According to the study,
Achievable gains in energy efficiency, renewable energy, forest conservation, and sustainable land use worldwide could achieve up to 75 percent of needed global emissions reductions in 2020 at a net savings of $14 billionAnd how exactly will that work? First, the study finds that the most cost effective way to curb emissions is to halt deforestation. Second, mobilizing mass energy efficiency improvements would generate enough savings to pay for both the development of more renewable energy technology and aiding the developing world in cutting its pollution.
Here are the specifics of the plan's outline, via Climate Progress:
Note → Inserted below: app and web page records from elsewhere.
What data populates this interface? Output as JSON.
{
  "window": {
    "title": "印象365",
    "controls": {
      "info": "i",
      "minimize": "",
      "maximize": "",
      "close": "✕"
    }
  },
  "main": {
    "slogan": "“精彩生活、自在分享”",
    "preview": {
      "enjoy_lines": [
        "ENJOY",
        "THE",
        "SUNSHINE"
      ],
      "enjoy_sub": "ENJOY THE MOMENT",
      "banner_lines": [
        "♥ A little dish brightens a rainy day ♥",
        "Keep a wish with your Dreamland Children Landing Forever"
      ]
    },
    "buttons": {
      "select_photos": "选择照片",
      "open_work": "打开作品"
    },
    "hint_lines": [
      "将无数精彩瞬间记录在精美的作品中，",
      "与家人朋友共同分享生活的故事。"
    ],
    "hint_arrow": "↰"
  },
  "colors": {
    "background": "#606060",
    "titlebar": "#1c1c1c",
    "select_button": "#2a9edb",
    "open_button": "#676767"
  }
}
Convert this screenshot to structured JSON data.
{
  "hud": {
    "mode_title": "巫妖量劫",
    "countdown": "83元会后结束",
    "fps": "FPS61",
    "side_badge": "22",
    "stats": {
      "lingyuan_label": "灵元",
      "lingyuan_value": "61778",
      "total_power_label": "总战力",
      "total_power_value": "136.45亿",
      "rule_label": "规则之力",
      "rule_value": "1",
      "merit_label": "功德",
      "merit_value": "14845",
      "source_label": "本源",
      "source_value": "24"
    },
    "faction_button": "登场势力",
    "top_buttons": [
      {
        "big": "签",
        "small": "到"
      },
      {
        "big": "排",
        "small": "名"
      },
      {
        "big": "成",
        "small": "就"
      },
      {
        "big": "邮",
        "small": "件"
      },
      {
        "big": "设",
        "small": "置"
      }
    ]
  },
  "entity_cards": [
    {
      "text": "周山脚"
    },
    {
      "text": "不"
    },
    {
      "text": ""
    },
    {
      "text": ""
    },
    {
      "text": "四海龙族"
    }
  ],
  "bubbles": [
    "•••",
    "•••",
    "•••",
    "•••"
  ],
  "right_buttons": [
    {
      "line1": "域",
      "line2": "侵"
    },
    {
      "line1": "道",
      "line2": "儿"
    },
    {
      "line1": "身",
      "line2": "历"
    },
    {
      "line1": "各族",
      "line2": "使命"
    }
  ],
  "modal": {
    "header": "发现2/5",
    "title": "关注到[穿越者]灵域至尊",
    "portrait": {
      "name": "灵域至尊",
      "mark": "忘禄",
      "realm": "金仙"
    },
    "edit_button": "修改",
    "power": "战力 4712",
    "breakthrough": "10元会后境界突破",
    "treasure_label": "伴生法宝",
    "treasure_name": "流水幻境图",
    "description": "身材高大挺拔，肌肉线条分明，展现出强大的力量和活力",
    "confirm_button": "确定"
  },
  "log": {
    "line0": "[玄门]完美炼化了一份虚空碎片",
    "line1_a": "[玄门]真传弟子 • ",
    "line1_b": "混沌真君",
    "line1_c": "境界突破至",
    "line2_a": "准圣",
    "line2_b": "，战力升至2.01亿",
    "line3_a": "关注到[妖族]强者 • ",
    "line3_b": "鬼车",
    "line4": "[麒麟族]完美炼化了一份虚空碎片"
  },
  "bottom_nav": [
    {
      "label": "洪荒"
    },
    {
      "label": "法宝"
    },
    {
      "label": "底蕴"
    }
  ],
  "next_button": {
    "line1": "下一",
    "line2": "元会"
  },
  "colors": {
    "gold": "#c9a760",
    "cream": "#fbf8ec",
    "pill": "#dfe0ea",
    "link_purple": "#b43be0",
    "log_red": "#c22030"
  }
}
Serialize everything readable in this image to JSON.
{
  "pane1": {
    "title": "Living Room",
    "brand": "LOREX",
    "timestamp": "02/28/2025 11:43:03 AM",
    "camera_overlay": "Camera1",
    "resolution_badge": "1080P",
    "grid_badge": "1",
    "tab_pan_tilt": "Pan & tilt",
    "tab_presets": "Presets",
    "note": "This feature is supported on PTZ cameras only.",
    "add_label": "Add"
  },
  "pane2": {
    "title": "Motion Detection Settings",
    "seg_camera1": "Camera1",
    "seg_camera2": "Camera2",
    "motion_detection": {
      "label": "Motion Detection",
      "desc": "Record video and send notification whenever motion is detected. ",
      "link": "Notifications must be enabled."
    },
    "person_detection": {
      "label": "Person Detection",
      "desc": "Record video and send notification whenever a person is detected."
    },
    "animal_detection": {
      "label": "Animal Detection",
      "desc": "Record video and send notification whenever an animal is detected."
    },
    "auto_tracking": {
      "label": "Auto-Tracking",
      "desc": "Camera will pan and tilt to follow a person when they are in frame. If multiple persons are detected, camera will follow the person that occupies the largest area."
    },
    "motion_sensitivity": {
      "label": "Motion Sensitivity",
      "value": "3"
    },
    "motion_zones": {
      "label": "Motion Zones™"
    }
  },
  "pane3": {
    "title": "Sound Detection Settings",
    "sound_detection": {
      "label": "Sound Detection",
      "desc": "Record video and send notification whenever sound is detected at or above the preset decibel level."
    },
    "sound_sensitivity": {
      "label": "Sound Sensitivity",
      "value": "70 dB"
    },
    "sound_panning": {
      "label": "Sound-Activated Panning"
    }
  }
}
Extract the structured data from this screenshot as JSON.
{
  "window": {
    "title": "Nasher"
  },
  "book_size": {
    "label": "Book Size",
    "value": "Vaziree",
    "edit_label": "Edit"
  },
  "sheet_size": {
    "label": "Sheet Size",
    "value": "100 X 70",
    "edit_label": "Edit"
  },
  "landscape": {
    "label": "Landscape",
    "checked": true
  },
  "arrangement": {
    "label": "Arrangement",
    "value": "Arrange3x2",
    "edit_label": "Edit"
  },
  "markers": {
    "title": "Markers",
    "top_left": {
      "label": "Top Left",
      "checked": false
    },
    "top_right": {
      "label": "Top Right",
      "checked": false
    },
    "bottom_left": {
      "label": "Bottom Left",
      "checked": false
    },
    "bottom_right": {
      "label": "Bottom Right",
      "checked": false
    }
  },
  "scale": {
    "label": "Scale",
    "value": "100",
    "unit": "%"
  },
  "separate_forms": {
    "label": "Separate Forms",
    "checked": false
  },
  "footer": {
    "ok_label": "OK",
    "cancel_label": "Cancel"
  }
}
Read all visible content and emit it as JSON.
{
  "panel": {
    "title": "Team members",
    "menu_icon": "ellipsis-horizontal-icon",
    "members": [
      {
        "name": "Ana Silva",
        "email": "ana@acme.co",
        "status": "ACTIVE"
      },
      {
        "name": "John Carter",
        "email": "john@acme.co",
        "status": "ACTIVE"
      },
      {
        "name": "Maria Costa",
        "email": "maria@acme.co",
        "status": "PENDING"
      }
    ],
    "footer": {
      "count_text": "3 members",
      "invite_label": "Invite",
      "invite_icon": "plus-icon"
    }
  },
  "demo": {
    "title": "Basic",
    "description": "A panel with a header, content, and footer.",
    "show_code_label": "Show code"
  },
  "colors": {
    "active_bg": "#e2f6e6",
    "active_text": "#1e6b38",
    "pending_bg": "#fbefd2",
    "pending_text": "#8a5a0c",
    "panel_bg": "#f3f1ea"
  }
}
- Increasing the rate of global energy efficiency improvement to 2.0 percent by 2015 (from current rate of 1.25 percent) would reduce emissions by 12 percent below business as usual in 2020, or 5.4 billion tons of carbon dioxide equivalent, or GtCO2e, and would yield a net savings in 2020 of $98 billion.
- Deriving 20 percent of the world's electricity from renewable sources by 2020 would reduce emissions in 2020 by 10 percent below business as usual, or 1.3 GtCO2e, at a net cost in 2020 of $34 billion.
- Reducing the annual rate of tropical deforestation 50 percent by 2020 and increasing the amount of land under sustainable management though habitat restoration and sustainable forestry, agriculture, and livestock practices would reduce emissions in 2020 by over 50 percent from business as usual, or 6.5 GtCO2e, at a net cost in 2020 of $51 billion.
$98 billion - $34 billion - $51 billion = Voila! Net savings of $14 billion dollars.
Wow! We can avert global warming and save money? Who knew! Oh. That's right--every sensible proponent of climate action who ever tried to explain that fighting global warming doesn't mean breaking the bank to the skeptics, deniers, and stubborn conservative politicians. One of these days, they're going to have to start listening . . .